Activity:
From the entries below, give the number of lines where the word "plot" occurs, and nothing else.

━━ Records for this task ━━

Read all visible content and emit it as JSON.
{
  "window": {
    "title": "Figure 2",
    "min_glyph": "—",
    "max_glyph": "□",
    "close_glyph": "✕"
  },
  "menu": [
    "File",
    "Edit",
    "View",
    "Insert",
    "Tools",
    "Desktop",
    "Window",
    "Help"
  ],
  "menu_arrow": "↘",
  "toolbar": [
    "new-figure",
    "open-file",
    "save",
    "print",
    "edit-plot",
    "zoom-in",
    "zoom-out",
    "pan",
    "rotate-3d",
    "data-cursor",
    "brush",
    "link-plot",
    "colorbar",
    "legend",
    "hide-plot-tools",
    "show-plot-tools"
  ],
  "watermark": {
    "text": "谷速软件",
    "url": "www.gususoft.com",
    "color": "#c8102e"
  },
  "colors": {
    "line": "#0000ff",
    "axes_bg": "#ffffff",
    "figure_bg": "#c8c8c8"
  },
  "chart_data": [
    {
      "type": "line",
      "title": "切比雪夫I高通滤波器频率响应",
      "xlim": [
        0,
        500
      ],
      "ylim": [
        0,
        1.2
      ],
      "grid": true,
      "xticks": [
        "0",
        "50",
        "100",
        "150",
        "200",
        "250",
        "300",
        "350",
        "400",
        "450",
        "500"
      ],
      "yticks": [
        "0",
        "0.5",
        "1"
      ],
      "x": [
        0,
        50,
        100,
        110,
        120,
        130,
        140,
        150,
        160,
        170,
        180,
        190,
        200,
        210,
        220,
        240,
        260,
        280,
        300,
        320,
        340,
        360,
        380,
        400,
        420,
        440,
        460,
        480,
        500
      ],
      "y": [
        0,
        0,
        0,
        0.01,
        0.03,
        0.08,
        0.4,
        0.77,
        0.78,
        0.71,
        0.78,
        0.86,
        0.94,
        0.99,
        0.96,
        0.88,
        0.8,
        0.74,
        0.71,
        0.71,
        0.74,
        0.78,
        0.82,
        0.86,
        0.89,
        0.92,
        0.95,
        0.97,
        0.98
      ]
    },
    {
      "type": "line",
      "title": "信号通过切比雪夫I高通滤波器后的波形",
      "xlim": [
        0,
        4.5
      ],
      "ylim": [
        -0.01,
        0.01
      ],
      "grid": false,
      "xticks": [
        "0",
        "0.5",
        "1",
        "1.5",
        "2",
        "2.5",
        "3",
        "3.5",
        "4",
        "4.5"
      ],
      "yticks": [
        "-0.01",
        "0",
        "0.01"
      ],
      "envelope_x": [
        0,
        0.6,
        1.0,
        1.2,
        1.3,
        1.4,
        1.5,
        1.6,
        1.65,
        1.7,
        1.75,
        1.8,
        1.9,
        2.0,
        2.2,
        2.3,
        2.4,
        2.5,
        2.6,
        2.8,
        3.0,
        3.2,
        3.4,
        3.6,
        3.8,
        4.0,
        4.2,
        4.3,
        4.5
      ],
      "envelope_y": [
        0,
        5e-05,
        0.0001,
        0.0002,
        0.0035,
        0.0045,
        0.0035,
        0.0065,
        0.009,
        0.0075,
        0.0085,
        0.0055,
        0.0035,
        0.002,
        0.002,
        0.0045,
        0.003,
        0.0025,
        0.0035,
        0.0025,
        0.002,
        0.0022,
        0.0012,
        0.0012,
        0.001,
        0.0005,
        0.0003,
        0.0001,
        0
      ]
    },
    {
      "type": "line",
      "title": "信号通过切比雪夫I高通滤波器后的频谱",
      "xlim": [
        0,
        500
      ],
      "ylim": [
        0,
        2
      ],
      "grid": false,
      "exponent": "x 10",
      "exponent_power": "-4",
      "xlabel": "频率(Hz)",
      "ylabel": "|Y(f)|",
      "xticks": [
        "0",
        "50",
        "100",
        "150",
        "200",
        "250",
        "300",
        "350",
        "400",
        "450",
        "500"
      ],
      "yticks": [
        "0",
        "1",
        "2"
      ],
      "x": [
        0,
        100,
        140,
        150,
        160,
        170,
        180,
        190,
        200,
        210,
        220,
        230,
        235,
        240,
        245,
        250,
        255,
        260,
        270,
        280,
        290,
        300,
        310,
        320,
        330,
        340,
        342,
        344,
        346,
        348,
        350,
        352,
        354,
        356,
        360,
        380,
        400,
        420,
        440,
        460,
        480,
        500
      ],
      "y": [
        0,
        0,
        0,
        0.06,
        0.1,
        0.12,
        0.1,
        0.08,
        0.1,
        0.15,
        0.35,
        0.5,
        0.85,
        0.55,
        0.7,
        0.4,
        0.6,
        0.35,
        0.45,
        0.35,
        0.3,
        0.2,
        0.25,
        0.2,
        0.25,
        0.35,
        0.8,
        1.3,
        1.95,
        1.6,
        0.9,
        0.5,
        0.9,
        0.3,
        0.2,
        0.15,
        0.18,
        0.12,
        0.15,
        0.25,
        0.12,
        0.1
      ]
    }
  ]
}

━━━

Exercise result:
4